We’re in the era of billion-dollar disasters
Well, in 2020, 22 weather disasters caused at least USD 1 billion in damage. The figure matters, as it represents a new record in the number of climate-disasters costing over USD 1 billion in damage.
That’s not all. The fact that the prior record had only stood for a handful of years has even greater implications. After all, it was only in 2011 that the U.S. experienced 16 billion-dollar disasters. A mere six years later, the number was hit again.
Nor does the present record of 22 billion-dollar disasters seem safe. The longer-term trend has been more frequent, costlier disasters – rather than less.
Indeed, the Ecological Threat Register 2020 estimated a ten-fold increase in the number of major disasters since 1960. The cost associated with those disasters has also risen.
The increases have been global, as well. The U.S. might have seen the most major disasters of any country in the last 30 years (704). But every country and region has been affected.
For instance, the Asia-Pacific region has seen the largest number of natural disasters of any region in the last 30 years (2,845). Australia, alone, has experienced 151 climate disasters in the same period, a rate of roughly five major disasters per year for a population of some 25 million.
Planning for multiple billion-dollar disasters
Emergency managers, for their part, must factor in the increased likelihood of billion-dollar disasters into their planning assumptions. In climate vulnerable regions, in particular, plans must now be made for multiple major disasters hitting at once.
Here, the experience of COVID-19 could offer a preview for emergency organisations seeking to plan for how to respond to multiple billion-dollar disasters at once.
Specifically, the risk of COVID-19 transmission forced many Emergency Operations Centres (EOCs) to go mostly or fully remote, often for the first time.

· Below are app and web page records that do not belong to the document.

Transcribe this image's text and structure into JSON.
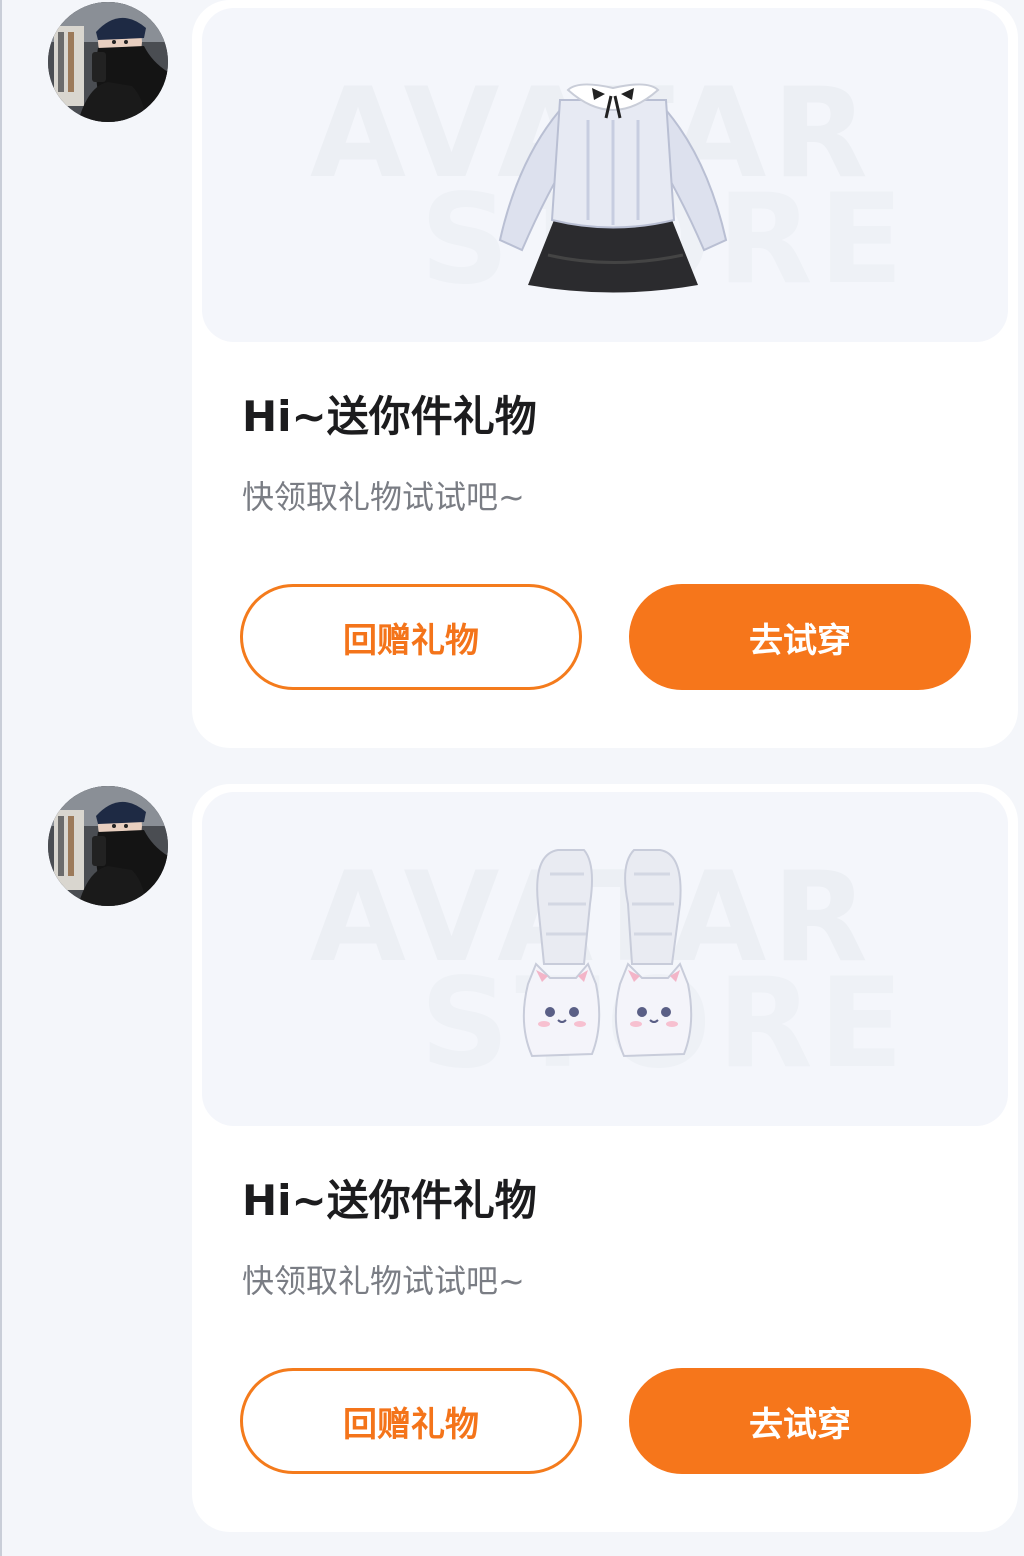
{
  "colors": {
    "accent": "#f6761b",
    "page_background": "#f4f6fa",
    "card_background": "#ffffff",
    "title": "#1c1c1e",
    "subtitle": "#7a7d84"
  },
  "messages": [
    {
      "sender_avatar": "user-avatar",
      "preview": {
        "watermark_line1": "AVATAR",
        "watermark_line2": "STORE",
        "item_icon": "sweater-skirt-outfit-icon"
      },
      "title": "Hi~送你件礼物",
      "subtitle": "快领取礼物试试吧~",
      "buttons": {
        "return_gift": "回赠礼物",
        "try_on": "去试穿"
      }
    },
    {
      "sender_avatar": "user-avatar",
      "preview": {
        "watermark_line1": "AVATAR",
        "watermark_line2": "STORE",
        "item_icon": "cat-slippers-leg-warmers-icon"
      },
      "title": "Hi~送你件礼物",
      "subtitle": "快领取礼物试试吧~",
      "buttons": {
        "return_gift": "回赠礼物",
        "try_on": "去试穿"
      }
    }
  ]
}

Other physical EOCs went virtual after employees began exhibiting symptoms of the virus.
For practitioners, these forced transitions often proved less than ideal. The so-marketed virtual emergency operations centres their organisations had procured served, at best, as places to collect data from the field.
A common complaint: the solutions in question often lacked the necessary capabilities to make information actionable; or, to adjust processes and procedures to meet the needs of a major incident response.
Well, in this era of multiple billion-dollar disasters, virtual and mobile will only become more commonplace. As such, those emergency management software limitations can’t be allowed to stand.
Instead, emergency managers need to get serious now about procuring the right emergency management platforms with the appropriate virtual EOC capabilities. Which capabilities matter most when preparing for billion-dollar disasters?
Our Buyer’s Guide to Emergency Management Software gives you the answers, download it below: